At a time when govt needs to be spending Rs 10-12 lakh-cr more, its spending is slowing; and public capex is falling
Given how the near-24% contraction in GDP in the June quarter was much worse than consensus estimates, the economy is clearly in worse shape than we believe it is. These numbers have been crunched in the absence of adequate data, and the revised data could be even more disappointing. In fact, given the performance of the informal sector is extrapolated from the formal sector data—and that the pandemic would certainly have hurt the informal sector more badly than it has the organised sector—there is a fairly good chance the growth numbers would turn out to be weaker.
Indeed, one area where economists seem to have been a little too optimistic is agriculture, which clocked in a growth of only 3.4% y-o-y, nearly 150 basis points below consensus estimates. For all the talk of the rural sector supporting the economy, that does not seem to have materialised at all; economists have pointed out that rural India depends heavily on the construction and real estate sectors doing well to create jobs, but both are in dire straits.
Expectedly, private consumption collapsed in Q1, contracting nearly 27%; but we knew consumers were being cautious because PFCE grew at an anaemic 2.7% y-o-y in Q4FY20, the slowest in 21 quarters, even though business was shut for just 15 days.
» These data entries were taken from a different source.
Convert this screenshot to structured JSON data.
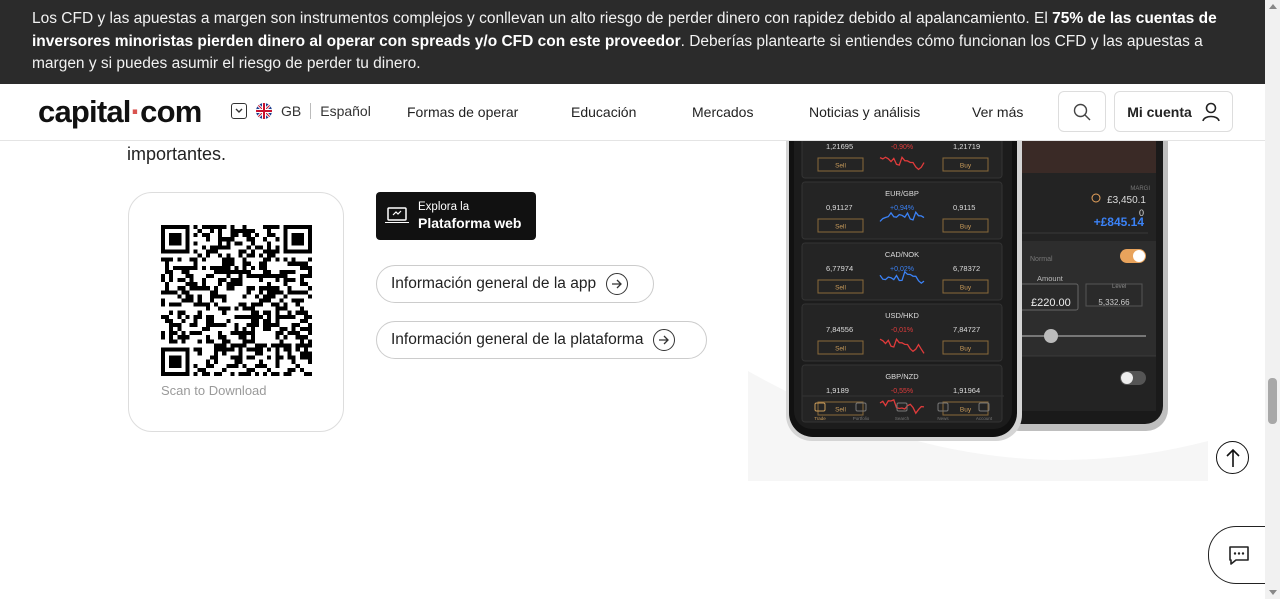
{
  "risk_banner": {
    "part1": "Los CFD y las apuestas a margen son instrumentos complejos y conllevan un alto riesgo de perder dinero con rapidez debido al apalancamiento. El ",
    "bold": "75% de las cuentas de inversores minoristas pierden dinero al operar con spreads y/o CFD con este proveedor",
    "part2": ". Deberías plantearte si entiendes cómo funcionan los CFD y las apuestas a margen y si puedes asumir el riesgo de perder tu dinero."
  },
  "header": {
    "logo_left": "capital",
    "logo_dot": "·",
    "logo_right": "com",
    "region": "GB",
    "language": "Español",
    "nav": [
      "Formas de operar",
      "Educación",
      "Mercados",
      "Noticias y análisis",
      "Ver más"
    ],
    "account_label": "Mi cuenta"
  },
  "main": {
    "intro_tail": "importantes.",
    "qr_caption": "Scan to Download",
    "web_button": {
      "line1": "Explora la",
      "line2": "Plataforma web"
    },
    "links": [
      "Información general de la app",
      "Información general de la plataforma"
    ]
  },
  "phone_app": {
    "markets": [
      {
        "pair": "",
        "sell": "1,21695",
        "change": "-0,90%",
        "buy": "1,21719"
      },
      {
        "pair": "EUR/GBP",
        "sell": "0,91127",
        "change": "+0,94%",
        "buy": "0,9115"
      },
      {
        "pair": "CAD/NOK",
        "sell": "6,77974",
        "change": "+0,02%",
        "buy": "6,78372"
      },
      {
        "pair": "USD/HKD",
        "sell": "7,84556",
        "change": "-0,01%",
        "buy": "7,84727"
      },
      {
        "pair": "GBP/NZD",
        "sell": "1,9189",
        "change": "-0,55%",
        "buy": "1,91964"
      }
    ],
    "sell_label": "Sell",
    "buy_label": "Buy",
    "tabs": [
      "Trade",
      "Portfolio",
      "Search",
      "News",
      "Account"
    ],
    "trade_panel": {
      "margin_label": "MARGI",
      "margin_value": "£3,450.1",
      "zero": "0",
      "pnl": "+£845.14",
      "mode": "Normal",
      "amount_label": "Amount",
      "amount_value": "£220.00",
      "level_label": "Level",
      "level_value": "5,332.66"
    }
  },
  "colors": {
    "banner_bg": "#2b2b2b",
    "positive": "#3b82f6",
    "negative": "#e03b3b",
    "toggle": "#e8a35c"
  },
  "icons": {
    "search": "search-icon",
    "account": "user-icon",
    "to_top": "arrow-up-icon",
    "chat": "chat-icon",
    "chevron": "chevron-down-icon",
    "flag": "uk-flag-icon",
    "arrow": "arrow-right-circle-icon",
    "laptop": "laptop-icon"
  }
}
Investment has been sluggish for several years now, and GFCF had contracted in the last three-quarters of FY20; so, the negative 47% y-o-y in Q1FY21 does not come as a shock. In fact, unless the government now spends serious amounts on capex, the GFCF could trend below 22.3% of GDP seen in Q1, which is the lowest level reported in at least eight years. As of now, there are few signs the government is stepping up. The Centre’s Budget spending in April-July was up just 11.3% on the year, compared with the targeted rate of 13.2%. For July, the increase in spending was a mere 6% y-o-y, against 46% achieved in June; also, the budget capex in July actually fell sharp 47% y-o-y. Since the private sector would be very hesitant to risk more capital, the government must be bold and spend significantly. It could easily tap household savings—at reasonable interest rates, especially since banks are not putting deposits to work.
We need to appreciate that corporate India is strapped for cash; profits for a sample of about 1,400 companies crashed 35% y-o-y in Q1FY21. The government also needs to support MSMEs, which have been debilitated by disruption, beyond the guaranteed credit lines, otherwise many units may yet succumb. Support for the Covid-hit sectors—hospitality, aviation, tourism—either with credit lines or other measures is urgently needed; indeed, much more support for the industry is called for because there is a high chance of many businesses going belly up.
Once the government spends meaningful amounts—in capex—it would boost demand, giving the private sector the confidence to invest. There is also an immediate need for some kind of a consumption stimulus, even if for a limited period during the festive season. A cut in personal income taxes—at the lower-income levels—would help as would cuts in GST on items such as two-wheelers. Without this, consumption would stay sluggish, leaving India to report a double-digit contraction in GDP in FY21.